Construction Today - May 2017 - 17
From Wired to Wireless
Where once many construction jobs required
the use of heavy hardware, phones and other
mobile devices can get the work done faster,
cheaper and easier. The work can happen
anywhere, from a meeting room to a job site
to your kitchen table.
Yet, most of us working with clients in the
field still rush around with a giant backpack
full of clunky laptops, an assortment of
cables and power supplies, a projector, paper
and pens, and backup battery packs. If it's
not in that bag, we don't have access to it,
unless we can find a Wi-Fi connection and

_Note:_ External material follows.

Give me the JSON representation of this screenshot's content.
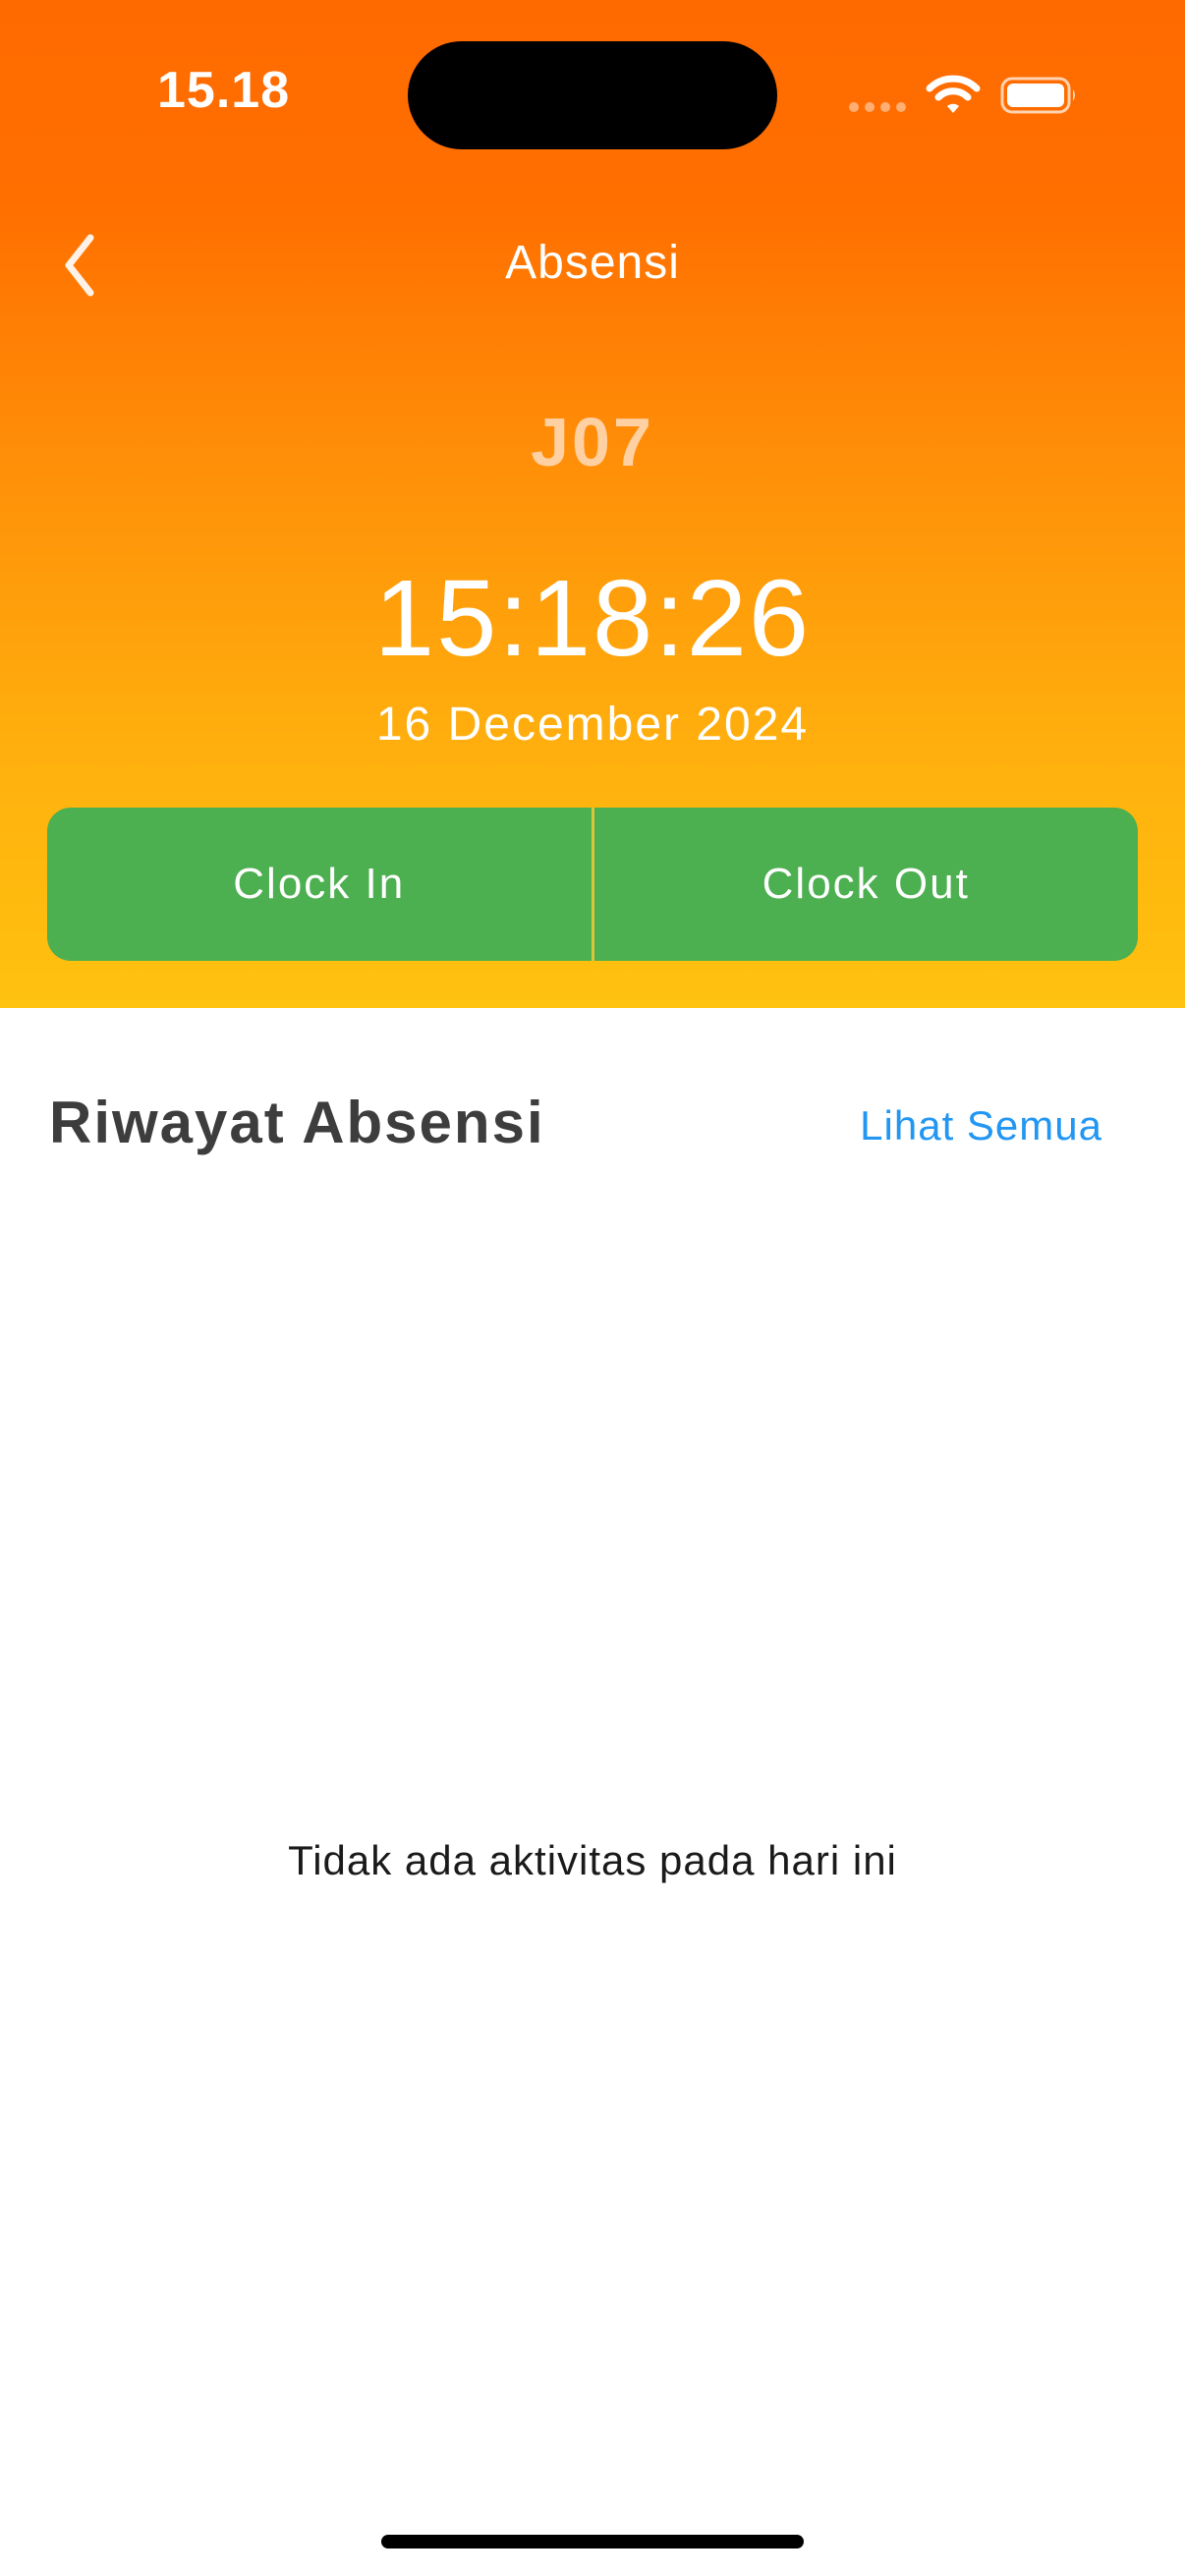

log into our office-based systems via a flaky
Let's face it: Our clients are not impressed.
They, like all of us, live in a world where they
can decide one minute that they want to buy
a new pair of running shoes, and like magic,
a pair will appear at their door the very next
day. In an era of instant gratification, clients
expect to get what they want, now.
Mobility solutions for the construction
industry exist, but they haven't yet been
adopted for widespread, daily use. We've al-
ready got affordable, lightweight mobile devices that let us connect
anytime from anywhere. We're already having web meetings. And
increasingly, the data we need to do our work is moving to the cloud,
where it can be centrally located and accessible by any authorized
What we need is for all of those things to come together, like they
did for Jeff in that meeting that he conducted entirely on his phone.
Most of the technology is there, so why isn't it already happening?
* Risk aversion - In a traditionally slow-growth, low-profit-margin business like general contracting, there's not much
financial wiggle room for investing in new and unproven
technology. GCs feel like they're already flirting with risk every
time they take on a job. Cloud data and mobility come with a
learning curve, as well as security risks that must be managed.
The old reliable hardware is a sure bet, and it's paid for, so many
companies will stick with it until it dies - long past the point
when it becomes obsolete.
* Cost - Jumping from wired to wireless is an expensive proposition, and the only way to do it is to do it all at once. That
means everyone in the office gets a new device. Everyone
gets a software license and training on the new, standardized
platforms. And you'll have to start paying monthly or annual
fees to centralize and secure all your data in the cloud. Put it all
together and you've got a big, ongoing investment.
Beck Technology, Stewart Carroll
runs all aspects of the
strategy and vision, and
the use of its technology.
He has been a lead A/E/C
technologist for well
over a decade and continually speaks on the
integration of cost and
scoping technologies to
owners and developers.
solutions for the
construction industry exist, but
haven't been adopted widely.
MAY 2017 CONSTRUCTION-TODAY.COM
quickly navigating to the client's estimate.
The client and Chad appear on Jeff 's screen.
They exchange pleasantries, and Jeff shares
his screen. He brings up his web browser and
walks the client through his budget and integrated takeoff, showing the project by area,
and the corresponding costs by area. Along
the way, Jeff shows critical project metrics,
like the gross floor area, the project rentable
area, the area of each floor, the floor-to-skin
ratio, and how the metrics on this project
compare to other similar projects.
The client is blown away by how quickly
Jeff can react and how much data Jeff can
provide in a one-hour meeting. He says he's
ready to move forward with the project and
asks about next steps. There are a few things
we can learn from this comparison: Not only
is mobility good for the blood pressure and
kids who love their Dad's pancakes, it's good